Activity: With pictures omitted, restate the data word for word.

Study material:
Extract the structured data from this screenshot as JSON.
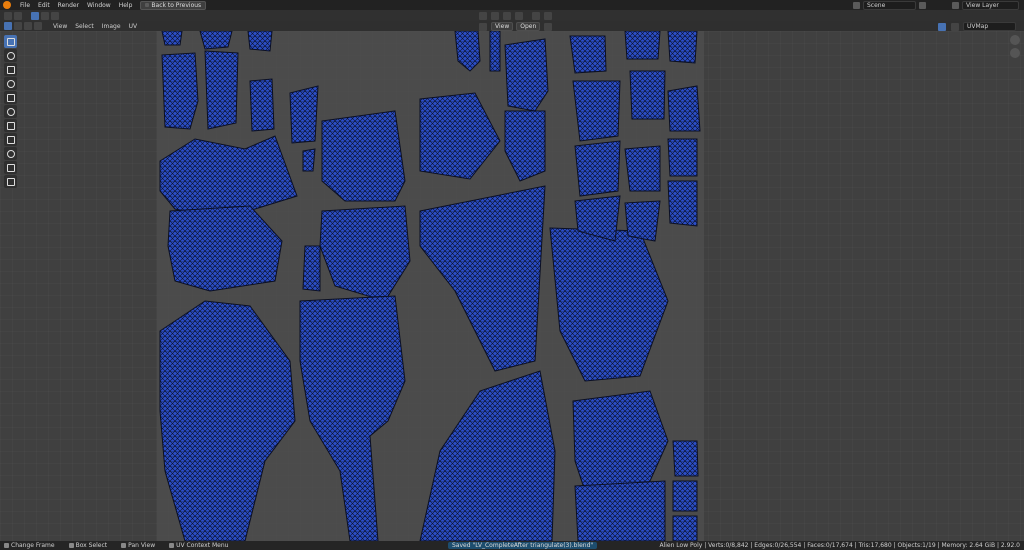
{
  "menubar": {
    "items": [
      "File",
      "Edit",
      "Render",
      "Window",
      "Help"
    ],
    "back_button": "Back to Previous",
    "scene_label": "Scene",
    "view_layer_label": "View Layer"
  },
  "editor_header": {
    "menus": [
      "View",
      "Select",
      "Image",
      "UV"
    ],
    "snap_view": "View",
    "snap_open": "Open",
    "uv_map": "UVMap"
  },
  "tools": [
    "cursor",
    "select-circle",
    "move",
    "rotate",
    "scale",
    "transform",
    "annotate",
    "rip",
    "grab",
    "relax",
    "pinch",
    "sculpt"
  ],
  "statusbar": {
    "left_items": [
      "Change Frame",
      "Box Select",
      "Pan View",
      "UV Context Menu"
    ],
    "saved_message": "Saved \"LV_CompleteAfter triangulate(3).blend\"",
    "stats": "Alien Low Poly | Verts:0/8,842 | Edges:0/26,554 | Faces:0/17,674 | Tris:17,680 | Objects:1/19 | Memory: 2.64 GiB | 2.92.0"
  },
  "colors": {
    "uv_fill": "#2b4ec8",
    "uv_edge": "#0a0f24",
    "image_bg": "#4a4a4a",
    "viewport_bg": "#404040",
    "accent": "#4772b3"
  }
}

Problem solution:
Extract the structured data from this screenshot as JSON.
{
  "menubar": {
    "items": [
      "File",
      "Edit",
      "Render",
      "Window",
      "Help"
    ],
    "back_button": "Back to Previous",
    "scene_label": "Scene",
    "view_layer_label": "View Layer"
  },
  "editor_header": {
    "menus": [
      "View",
      "Select",
      "Image",
      "UV"
    ],
    "snap_view": "View",
    "snap_open": "Open",
    "uv_map": "UVMap"
  },
  "tools": [
    "cursor",
    "select-circle",
    "move",
    "rotate",
    "scale",
    "transform",
    "annotate",
    "rip",
    "grab",
    "relax",
    "pinch",
    "sculpt"
  ],
  "statusbar": {
    "left_items": [
      "Change Frame",
      "Box Select",
      "Pan View",
      "UV Context Menu"
    ],
    "saved_message": "Saved \"LV_CompleteAfter triangulate(3).blend\"",
    "stats": "Alien Low Poly | Verts:0/8,842 | Edges:0/26,554 | Faces:0/17,674 | Tris:17,680 | Objects:1/19 | Memory: 2.64 GiB | 2.92.0"
  },
  "colors": {
    "uv_fill": "#2b4ec8",
    "uv_edge": "#0a0f24",
    "image_bg": "#4a4a4a",
    "viewport_bg": "#404040",
    "accent": "#4772b3"
  }
}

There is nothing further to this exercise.